Stored dataset items>
────

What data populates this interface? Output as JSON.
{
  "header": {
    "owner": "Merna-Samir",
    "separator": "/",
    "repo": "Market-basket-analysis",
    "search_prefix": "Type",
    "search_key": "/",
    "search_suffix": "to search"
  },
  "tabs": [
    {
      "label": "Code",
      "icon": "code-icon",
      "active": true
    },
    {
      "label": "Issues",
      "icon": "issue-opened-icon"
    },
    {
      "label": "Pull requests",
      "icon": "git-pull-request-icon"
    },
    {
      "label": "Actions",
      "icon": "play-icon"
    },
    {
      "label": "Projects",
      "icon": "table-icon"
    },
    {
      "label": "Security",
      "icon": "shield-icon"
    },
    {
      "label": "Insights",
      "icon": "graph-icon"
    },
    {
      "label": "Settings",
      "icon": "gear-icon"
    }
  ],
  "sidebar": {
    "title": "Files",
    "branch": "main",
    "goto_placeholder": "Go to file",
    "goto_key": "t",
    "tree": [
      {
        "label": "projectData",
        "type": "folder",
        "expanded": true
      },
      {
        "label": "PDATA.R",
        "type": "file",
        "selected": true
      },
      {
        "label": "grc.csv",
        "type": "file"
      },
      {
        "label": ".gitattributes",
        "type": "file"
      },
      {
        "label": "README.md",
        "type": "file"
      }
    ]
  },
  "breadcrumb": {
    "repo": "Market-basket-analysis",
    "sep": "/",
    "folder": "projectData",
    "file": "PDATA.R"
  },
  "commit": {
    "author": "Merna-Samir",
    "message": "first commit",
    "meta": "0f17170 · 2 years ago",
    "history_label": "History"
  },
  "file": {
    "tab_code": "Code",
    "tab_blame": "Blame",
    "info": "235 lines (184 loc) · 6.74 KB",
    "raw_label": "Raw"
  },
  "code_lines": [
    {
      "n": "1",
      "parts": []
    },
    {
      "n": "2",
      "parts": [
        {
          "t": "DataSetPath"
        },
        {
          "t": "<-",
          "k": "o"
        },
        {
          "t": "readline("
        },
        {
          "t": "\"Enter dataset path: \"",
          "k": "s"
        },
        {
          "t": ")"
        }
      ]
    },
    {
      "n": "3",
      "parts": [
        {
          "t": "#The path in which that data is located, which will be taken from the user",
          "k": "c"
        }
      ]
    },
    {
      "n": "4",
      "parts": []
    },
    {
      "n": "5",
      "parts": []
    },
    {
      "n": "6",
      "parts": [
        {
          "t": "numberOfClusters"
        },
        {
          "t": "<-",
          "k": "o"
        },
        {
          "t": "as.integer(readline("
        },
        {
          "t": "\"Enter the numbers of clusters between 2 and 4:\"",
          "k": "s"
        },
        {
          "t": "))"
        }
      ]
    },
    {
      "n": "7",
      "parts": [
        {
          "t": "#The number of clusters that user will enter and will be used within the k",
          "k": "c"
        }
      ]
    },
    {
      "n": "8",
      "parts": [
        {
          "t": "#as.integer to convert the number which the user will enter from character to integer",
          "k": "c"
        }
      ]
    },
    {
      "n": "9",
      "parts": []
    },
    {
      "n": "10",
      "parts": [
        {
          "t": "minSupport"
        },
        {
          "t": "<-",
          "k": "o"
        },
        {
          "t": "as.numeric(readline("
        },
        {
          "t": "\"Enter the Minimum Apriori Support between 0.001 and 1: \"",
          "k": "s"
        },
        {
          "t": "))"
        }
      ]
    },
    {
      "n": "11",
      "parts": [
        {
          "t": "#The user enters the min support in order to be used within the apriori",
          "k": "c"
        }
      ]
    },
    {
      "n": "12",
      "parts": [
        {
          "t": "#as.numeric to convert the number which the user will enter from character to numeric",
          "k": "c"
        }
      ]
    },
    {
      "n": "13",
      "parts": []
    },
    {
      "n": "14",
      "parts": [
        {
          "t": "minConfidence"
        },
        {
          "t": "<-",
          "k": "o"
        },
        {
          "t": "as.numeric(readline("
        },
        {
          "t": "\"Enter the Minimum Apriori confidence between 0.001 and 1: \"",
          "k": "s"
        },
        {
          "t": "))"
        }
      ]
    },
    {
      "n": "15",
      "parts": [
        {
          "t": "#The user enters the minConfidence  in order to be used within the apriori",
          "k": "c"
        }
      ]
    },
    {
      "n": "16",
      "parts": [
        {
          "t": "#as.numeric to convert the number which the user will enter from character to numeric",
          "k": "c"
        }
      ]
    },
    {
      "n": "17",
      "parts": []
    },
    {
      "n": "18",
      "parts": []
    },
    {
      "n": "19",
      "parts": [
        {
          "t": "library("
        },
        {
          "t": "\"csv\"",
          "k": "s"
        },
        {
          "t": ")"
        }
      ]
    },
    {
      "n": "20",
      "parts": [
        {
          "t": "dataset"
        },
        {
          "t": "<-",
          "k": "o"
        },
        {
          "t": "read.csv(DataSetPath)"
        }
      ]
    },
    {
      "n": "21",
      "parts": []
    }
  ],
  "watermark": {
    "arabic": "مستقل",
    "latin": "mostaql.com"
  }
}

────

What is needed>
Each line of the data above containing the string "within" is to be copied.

Finished task>
          "t": "#The number of clusters that user will enter and will be used within the k",
          "t": "#The user enters the min support in order to be used within the apriori",
          "t": "#The user enters the minConfidence  in order to be used within the apriori",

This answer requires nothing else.